▶ **Given data**:

+--

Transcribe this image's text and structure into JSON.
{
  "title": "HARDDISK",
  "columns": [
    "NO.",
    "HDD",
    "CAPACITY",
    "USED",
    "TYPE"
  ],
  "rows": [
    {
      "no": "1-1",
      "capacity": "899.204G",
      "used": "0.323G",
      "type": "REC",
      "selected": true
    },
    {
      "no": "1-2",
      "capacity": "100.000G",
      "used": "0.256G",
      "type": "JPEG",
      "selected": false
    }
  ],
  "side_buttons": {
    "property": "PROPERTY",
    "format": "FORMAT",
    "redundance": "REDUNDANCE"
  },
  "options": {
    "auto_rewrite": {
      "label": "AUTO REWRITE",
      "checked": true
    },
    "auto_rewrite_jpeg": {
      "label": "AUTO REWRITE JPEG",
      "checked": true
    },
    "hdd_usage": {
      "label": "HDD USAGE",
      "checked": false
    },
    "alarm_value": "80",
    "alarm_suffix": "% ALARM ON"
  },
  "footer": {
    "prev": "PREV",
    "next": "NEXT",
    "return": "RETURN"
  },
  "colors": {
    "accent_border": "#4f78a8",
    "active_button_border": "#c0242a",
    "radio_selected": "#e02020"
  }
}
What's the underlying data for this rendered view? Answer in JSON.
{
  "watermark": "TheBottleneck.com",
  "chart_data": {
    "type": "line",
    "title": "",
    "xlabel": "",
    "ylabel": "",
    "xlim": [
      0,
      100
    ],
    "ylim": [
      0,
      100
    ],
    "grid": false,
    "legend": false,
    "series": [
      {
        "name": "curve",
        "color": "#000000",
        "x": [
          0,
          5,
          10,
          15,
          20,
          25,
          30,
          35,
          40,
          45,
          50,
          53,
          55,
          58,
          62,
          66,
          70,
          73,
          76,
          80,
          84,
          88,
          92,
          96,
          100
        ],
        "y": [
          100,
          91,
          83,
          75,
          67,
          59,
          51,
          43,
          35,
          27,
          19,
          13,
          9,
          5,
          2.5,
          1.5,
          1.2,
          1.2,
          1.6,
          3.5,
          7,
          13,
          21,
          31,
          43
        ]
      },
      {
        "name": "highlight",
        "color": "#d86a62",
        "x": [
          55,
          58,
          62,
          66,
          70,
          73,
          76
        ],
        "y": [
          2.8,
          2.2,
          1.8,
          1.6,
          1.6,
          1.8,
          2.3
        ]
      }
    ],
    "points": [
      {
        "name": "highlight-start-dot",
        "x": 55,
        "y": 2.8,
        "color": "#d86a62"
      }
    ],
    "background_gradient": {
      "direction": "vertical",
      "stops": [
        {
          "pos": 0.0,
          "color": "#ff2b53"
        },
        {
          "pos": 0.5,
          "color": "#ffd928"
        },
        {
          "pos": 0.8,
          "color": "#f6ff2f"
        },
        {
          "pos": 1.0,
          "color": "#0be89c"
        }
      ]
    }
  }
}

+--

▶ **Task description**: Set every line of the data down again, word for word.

▶ **Answer box**:
Transcribe this image's text and structure into JSON.
{
  "title": "HARDDISK",
  "columns": [
    "NO.",
    "HDD",
    "CAPACITY",
    "USED",
    "TYPE"
  ],
  "rows": [
    {
      "no": "1-1",
      "capacity": "899.204G",
      "used": "0.323G",
      "type": "REC",
      "selected": true
    },
    {
      "no": "1-2",
      "capacity": "100.000G",
      "used": "0.256G",
      "type": "JPEG",
      "selected": false
    }
  ],
  "side_buttons": {
    "property": "PROPERTY",
    "format": "FORMAT",
    "redundance": "REDUNDANCE"
  },
  "options": {
    "auto_rewrite": {
      "label": "AUTO REWRITE",
      "checked": true
    },
    "auto_rewrite_jpeg": {
      "label": "AUTO REWRITE JPEG",
      "checked": true
    },
    "hdd_usage": {
      "label": "HDD USAGE",
      "checked": false
    },
    "alarm_value": "80",
    "alarm_suffix": "% ALARM ON"
  },
  "footer": {
    "prev": "PREV",
    "next": "NEXT",
    "return": "RETURN"
  },
  "colors": {
    "accent_border": "#4f78a8",
    "active_button_border": "#c0242a",
    "radio_selected": "#e02020"
  }
}
What's the underlying data for this rendered view? Answer in JSON.
{
  "watermark": "TheBottleneck.com",
  "chart_data": {
    "type": "line",
    "title": "",
    "xlabel": "",
    "ylabel": "",
    "xlim": [
      0,
      100
    ],
    "ylim": [
      0,
      100
    ],
    "grid": false,
    "legend": false,
    "series": [
      {
        "name": "curve",
        "color": "#000000",
        "x": [
          0,
          5,
          10,
          15,
          20,
          25,
          30,
          35,
          40,
          45,
          50,
          53,
          55,
          58,
          62,
          66,
          70,
          73,
          76,
          80,
          84,
          88,
          92,
          96,
          100
        ],
        "y": [
          100,
          91,
          83,
          75,
          67,
          59,
          51,
          43,
          35,
          27,
          19,
          13,
          9,
          5,
          2.5,
          1.5,
          1.2,
          1.2,
          1.6,
          3.5,
          7,
          13,
          21,
          31,
          43
        ]
      },
      {
        "name": "highlight",
        "color": "#d86a62",
        "x": [
          55,
          58,
          62,
          66,
          70,
          73,
          76
        ],
        "y": [
          2.8,
          2.2,
          1.8,
          1.6,
          1.6,
          1.8,
          2.3
        ]
      }
    ],
    "points": [
      {
        "name": "highlight-start-dot",
        "x": 55,
        "y": 2.8,
        "color": "#d86a62"
      }
    ],
    "background_gradient": {
      "direction": "vertical",
      "stops": [
        {
          "pos": 0.0,
          "color": "#ff2b53"
        },
        {
          "pos": 0.5,
          "color": "#ffd928"
        },
        {
          "pos": 0.8,
          "color": "#f6ff2f"
        },
        {
          "pos": 1.0,
          "color": "#0be89c"
        }
      ]
    }
  }
}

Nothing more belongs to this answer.